• **HOW TO COMPLETE THIS TASK**:
In the entries below, find the lines that contain the word "JSON" and copy them.

Start of INFORMATION

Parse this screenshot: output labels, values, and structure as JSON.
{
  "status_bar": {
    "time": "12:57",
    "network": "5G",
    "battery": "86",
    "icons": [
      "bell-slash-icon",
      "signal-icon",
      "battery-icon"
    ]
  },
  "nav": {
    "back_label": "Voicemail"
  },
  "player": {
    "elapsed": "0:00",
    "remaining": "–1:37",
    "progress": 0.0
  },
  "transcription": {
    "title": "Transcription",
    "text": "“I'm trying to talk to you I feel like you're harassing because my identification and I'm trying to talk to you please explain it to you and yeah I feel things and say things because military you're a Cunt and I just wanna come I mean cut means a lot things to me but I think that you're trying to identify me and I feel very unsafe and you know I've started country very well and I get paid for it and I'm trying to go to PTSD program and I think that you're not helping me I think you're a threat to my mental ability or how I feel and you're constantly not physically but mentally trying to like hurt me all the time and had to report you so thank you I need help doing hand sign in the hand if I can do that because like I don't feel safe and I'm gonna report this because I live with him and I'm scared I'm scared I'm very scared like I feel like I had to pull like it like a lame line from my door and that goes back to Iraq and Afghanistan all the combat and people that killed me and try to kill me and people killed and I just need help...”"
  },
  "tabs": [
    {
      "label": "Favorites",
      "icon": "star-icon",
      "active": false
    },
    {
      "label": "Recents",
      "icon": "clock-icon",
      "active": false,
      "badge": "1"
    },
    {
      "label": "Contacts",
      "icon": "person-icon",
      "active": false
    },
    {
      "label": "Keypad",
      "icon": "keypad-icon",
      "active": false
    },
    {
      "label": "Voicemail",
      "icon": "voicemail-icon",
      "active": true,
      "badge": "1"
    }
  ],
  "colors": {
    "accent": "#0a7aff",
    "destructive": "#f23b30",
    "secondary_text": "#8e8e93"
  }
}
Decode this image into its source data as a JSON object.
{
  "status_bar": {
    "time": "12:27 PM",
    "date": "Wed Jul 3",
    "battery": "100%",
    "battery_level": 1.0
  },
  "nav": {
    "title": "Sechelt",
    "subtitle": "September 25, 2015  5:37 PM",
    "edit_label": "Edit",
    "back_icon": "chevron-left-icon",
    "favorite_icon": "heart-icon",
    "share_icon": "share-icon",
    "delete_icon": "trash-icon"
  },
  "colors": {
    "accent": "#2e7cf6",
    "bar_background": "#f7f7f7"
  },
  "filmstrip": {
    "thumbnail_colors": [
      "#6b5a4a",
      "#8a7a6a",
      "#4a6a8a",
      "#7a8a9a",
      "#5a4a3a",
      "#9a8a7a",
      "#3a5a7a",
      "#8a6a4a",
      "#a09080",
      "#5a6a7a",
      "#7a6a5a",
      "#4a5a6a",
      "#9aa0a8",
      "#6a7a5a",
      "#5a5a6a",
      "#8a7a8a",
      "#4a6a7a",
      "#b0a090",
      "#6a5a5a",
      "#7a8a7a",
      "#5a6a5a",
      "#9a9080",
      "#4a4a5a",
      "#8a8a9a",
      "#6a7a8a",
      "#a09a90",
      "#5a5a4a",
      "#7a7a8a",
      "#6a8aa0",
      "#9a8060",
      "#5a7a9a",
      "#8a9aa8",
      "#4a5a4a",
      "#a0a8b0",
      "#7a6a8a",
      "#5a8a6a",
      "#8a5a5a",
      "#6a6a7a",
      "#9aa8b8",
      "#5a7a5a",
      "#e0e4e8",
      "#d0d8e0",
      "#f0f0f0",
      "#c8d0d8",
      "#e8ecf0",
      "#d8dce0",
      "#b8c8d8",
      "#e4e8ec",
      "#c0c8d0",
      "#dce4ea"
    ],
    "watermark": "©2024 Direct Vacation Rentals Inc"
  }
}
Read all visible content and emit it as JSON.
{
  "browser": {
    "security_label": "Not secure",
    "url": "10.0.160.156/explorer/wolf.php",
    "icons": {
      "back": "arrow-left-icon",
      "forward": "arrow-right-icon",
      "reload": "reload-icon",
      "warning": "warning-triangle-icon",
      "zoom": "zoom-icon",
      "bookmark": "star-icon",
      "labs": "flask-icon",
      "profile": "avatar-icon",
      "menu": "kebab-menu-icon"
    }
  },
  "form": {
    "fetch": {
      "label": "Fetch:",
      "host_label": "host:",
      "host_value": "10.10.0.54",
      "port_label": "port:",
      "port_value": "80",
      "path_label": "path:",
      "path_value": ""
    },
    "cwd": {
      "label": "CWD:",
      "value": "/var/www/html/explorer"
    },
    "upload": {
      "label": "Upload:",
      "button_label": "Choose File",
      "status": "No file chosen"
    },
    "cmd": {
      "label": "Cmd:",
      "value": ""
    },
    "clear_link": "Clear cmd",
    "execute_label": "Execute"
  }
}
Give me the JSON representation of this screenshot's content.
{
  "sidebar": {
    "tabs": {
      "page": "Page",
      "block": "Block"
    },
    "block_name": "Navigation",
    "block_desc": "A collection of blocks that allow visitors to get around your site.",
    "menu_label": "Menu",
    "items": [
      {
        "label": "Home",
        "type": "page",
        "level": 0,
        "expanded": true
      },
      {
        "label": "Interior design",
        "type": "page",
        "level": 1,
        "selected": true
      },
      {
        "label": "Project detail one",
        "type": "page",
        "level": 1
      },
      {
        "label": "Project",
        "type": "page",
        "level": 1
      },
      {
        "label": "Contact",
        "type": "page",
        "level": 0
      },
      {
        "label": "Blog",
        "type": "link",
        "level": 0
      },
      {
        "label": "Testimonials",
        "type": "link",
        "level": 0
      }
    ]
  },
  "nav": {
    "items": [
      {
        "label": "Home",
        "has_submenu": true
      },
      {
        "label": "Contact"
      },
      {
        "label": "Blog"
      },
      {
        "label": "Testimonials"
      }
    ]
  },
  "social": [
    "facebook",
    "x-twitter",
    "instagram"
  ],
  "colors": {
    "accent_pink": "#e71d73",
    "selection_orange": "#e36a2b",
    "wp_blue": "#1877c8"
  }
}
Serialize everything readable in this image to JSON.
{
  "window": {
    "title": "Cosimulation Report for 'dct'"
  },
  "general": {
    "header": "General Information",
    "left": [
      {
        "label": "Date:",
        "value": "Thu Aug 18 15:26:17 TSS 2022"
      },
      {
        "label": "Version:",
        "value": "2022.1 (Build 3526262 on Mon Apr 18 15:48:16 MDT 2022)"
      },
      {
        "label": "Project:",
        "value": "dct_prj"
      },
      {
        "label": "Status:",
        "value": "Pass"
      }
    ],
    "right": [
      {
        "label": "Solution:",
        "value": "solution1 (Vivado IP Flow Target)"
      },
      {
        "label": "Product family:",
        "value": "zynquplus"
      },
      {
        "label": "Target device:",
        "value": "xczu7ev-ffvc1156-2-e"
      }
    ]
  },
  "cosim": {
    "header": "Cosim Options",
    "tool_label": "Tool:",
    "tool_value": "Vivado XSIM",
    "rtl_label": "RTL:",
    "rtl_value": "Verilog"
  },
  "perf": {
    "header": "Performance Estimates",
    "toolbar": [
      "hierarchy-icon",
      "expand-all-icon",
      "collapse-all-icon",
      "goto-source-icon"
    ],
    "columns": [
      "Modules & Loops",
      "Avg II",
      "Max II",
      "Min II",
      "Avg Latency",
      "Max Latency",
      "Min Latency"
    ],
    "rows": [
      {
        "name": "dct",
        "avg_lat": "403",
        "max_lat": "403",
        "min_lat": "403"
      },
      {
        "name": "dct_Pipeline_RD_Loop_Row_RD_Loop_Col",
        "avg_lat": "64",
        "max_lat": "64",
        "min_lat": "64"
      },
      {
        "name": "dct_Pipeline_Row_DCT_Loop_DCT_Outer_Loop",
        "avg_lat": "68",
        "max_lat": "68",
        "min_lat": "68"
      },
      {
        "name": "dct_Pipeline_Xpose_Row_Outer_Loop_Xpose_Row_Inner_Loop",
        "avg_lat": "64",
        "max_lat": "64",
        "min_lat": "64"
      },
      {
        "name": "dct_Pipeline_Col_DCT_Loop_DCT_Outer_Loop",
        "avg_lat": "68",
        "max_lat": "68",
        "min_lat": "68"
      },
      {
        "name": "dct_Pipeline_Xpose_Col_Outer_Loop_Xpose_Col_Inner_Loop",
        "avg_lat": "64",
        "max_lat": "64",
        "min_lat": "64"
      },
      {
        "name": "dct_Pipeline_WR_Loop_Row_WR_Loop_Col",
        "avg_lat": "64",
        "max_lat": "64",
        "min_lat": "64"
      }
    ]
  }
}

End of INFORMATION

• **FINAL ANSWER**:
Parse this screenshot: output labels, values, and structure as JSON.
Decode this image into its source data as a JSON object.
Read all visible content and emit it as JSON.
Give me the JSON representation of this screenshot's content.
Serialize everything readable in this image to JSON.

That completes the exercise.